■ Your goal
Check every line below for the string "time". Copy the ones that have it.

Records contained in a dataset:
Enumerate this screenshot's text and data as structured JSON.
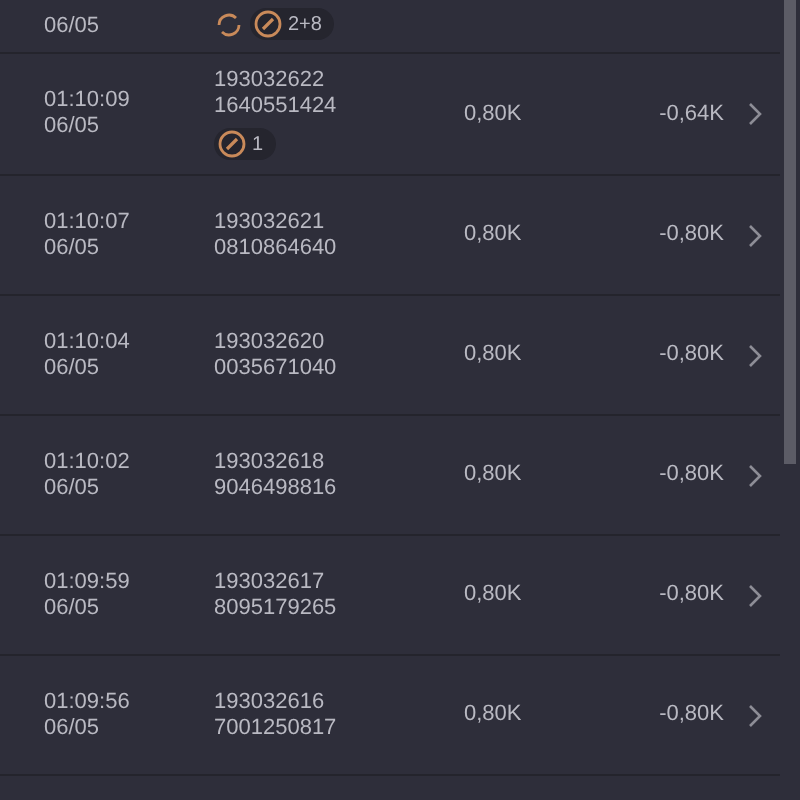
{
  "rows": [
    {
      "date": "06/05",
      "tags": [
        {
          "kind": "refresh"
        },
        {
          "kind": "pill",
          "count": "2+8"
        }
      ]
    },
    {
      "time": "01:10:09",
      "date": "06/05",
      "order_id": "193032622",
      "ticket_id": "1640551424",
      "amount": "0,80K",
      "profit": "-0,64K",
      "tags": [
        {
          "kind": "pill",
          "count": "1"
        }
      ]
    },
    {
      "time": "01:10:07",
      "date": "06/05",
      "order_id": "193032621",
      "ticket_id": "0810864640",
      "amount": "0,80K",
      "profit": "-0,80K"
    },
    {
      "time": "01:10:04",
      "date": "06/05",
      "order_id": "193032620",
      "ticket_id": "0035671040",
      "amount": "0,80K",
      "profit": "-0,80K"
    },
    {
      "time": "01:10:02",
      "date": "06/05",
      "order_id": "193032618",
      "ticket_id": "9046498816",
      "amount": "0,80K",
      "profit": "-0,80K"
    },
    {
      "time": "01:09:59",
      "date": "06/05",
      "order_id": "193032617",
      "ticket_id": "8095179265",
      "amount": "0,80K",
      "profit": "-0,80K"
    },
    {
      "time": "01:09:56",
      "date": "06/05",
      "order_id": "193032616",
      "ticket_id": "7001250817",
      "amount": "0,80K",
      "profit": "-0,80K"
    }
  ]
}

■ Reply
      "time": "01:10:09",
      "time": "01:10:07",
      "time": "01:10:04",
      "time": "01:10:02",
      "time": "01:09:59",
      "time": "01:09:56",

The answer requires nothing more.